The challenges of the future of work

Of course, that becomes more difficult when you consider the many changes coming in the future. It’s difficult to know exactly what hard skills we’ll need in a few years because the work environment is going to be so different.

Automation is expected to lead to job losses in some industries, blockchain will change our reports and transactions, and artificial intelligence (AI) may cause entirely new jobs (like AI ethicists) to be created. In fact, 85% of the jobs that today’s students are expected to be working in by 2030 haven’t even been invented yet.

Softer skills may be in-demand

Indeed, in the automation era, it’s expected that the softer and more human skills will be in-demand. Because AI and machine learning will take over routine tasks such as data cleansing or filling in a spreadsheet.

PwC's Alastair Woods explains: “What we are hearing from our clients is that future success will rely on tapping into those rarer human skills, like judgement, empathy and innovation as automation takes the more tactical, process driven jobs away. It will be harder to find these rarer skills in the future.”

Soft skills are hard to track

But therein lies a problem for HR leaders. Softer skills are harder to test for and to quantify. They are often a footnote in many CVs and not something that employees will actively identify and discuss in performance reviews. It’s also tougher to develop them. You can send someone on a course to learn to use PowerPoint but you can’t necessarily teach them empathy.

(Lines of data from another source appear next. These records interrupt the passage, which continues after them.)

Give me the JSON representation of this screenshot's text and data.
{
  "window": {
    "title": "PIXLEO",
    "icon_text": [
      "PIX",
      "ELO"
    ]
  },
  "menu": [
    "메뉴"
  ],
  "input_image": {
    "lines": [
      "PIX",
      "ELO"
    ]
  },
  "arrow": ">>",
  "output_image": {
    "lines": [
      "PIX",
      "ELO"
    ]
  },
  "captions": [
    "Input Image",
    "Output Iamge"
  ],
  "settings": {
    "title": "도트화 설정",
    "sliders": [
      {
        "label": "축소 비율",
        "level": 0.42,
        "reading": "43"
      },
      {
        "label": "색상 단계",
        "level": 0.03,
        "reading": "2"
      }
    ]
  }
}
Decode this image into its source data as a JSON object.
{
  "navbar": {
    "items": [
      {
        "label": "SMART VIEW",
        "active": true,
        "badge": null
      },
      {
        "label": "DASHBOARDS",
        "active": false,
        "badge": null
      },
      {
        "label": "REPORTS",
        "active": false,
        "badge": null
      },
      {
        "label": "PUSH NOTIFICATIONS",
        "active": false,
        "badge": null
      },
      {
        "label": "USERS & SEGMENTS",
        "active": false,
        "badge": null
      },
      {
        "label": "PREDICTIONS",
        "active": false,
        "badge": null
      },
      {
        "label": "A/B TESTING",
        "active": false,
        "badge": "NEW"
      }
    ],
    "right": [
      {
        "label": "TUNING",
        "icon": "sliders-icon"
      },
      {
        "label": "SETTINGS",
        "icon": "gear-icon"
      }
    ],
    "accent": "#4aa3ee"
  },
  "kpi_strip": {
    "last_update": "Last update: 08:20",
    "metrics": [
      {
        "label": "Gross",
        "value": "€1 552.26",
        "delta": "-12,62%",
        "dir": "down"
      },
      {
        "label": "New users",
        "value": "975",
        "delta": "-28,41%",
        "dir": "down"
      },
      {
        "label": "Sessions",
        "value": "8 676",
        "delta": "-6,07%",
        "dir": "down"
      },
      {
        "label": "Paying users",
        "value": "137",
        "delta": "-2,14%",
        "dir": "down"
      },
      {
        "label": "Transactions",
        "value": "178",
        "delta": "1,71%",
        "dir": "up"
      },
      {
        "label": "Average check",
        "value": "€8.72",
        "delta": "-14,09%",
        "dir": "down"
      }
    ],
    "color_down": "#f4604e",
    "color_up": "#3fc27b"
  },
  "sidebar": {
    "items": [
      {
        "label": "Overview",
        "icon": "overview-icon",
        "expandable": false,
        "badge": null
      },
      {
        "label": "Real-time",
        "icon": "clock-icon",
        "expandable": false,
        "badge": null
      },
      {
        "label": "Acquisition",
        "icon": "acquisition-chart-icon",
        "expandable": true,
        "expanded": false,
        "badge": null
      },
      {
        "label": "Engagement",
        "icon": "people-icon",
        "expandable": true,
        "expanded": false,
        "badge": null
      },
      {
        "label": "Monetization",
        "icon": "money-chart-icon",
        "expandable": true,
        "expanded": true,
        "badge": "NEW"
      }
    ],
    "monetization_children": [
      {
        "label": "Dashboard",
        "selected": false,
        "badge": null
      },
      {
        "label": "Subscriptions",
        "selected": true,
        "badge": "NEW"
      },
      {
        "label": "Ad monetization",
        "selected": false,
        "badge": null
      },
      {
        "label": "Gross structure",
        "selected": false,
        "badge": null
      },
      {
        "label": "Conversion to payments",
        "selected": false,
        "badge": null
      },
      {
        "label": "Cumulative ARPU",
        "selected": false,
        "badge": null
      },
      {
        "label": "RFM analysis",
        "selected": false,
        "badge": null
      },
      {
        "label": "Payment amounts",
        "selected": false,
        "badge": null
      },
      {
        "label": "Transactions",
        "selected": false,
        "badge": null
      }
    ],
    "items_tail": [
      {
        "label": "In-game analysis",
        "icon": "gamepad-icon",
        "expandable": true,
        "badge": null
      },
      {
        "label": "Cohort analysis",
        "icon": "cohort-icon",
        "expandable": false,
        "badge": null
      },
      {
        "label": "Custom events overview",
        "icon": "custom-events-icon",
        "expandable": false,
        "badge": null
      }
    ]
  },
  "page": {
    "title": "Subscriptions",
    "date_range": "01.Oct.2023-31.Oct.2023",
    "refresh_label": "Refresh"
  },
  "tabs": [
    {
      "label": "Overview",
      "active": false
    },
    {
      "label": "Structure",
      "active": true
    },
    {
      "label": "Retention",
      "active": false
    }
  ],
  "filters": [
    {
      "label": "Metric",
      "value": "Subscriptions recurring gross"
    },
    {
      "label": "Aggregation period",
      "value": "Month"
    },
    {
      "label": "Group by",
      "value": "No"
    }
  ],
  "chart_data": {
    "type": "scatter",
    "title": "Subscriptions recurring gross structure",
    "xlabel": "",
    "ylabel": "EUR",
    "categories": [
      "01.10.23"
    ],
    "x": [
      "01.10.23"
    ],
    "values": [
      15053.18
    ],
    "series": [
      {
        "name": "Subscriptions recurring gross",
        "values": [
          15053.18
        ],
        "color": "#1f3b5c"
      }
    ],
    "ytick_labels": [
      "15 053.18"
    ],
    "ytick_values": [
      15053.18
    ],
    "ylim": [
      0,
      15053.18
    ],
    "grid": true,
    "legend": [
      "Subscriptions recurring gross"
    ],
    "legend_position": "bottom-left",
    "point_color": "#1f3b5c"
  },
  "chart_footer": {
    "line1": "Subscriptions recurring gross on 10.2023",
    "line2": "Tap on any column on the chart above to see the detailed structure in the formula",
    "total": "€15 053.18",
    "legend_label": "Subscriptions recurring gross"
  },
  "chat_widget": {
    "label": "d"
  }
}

They are also qualities that aren’t traditionally captured by HR systems. In other words, it’s another skills blind spot. For businesses to cultivate and encourage these soft skills in employees, they need to put them in the system. Soft skills need to appear in candidate screening, in annual reviews, and any HR technology systems used to track employee skills.

A failure to store adequate skills data

That said, some businesses fail to store and track employee skills at all. Which poses a problem. Work is becoming more project-based, which means that permanent employees may not always be the workers who do the work.

Freelancing is on the rise, as is the gig economy (especially the white collar one) and that means a team may now comprise of several permanent and non-permanent workers. To place the right people in the right teams, up-to-date skills data is vital.

To prepare for the future, you need to know the present

Since businesses have some responsibility to prepare their workforces for the challenges of the future, they need to have a baseline understanding of the current skills available. That way, they can predict what skills are likely to be needed.

Woods advises: “The first task will be to understand the existing skills you have in your current workforce, at a deeper level than many currently do. So whether it is a housebuilder, bank or retailer, being able to identify and plan for the gaps by using data analytics in recruitment, global deployment and focussed development, will be critical.”

A significant change

But it will require a significant change for some organisations that are reliant on legacy technology and outdated learning models. Time is fast running out for organisations to prepare their workforce (and themselves) for the coming decades.

Begin the work now

HR leaders need to begin the work now, by identifying where the blind spots are in their organisation. Failing to find your blind spots will leave your workforce weakened in the long-term and less resilient to the many changes ahead.

By understanding the current skills gaps in your workforce will help you train and prepare people for automation, AI and anything else the future of work may hold.

Photo by Suad Kamardeen on Unsplash.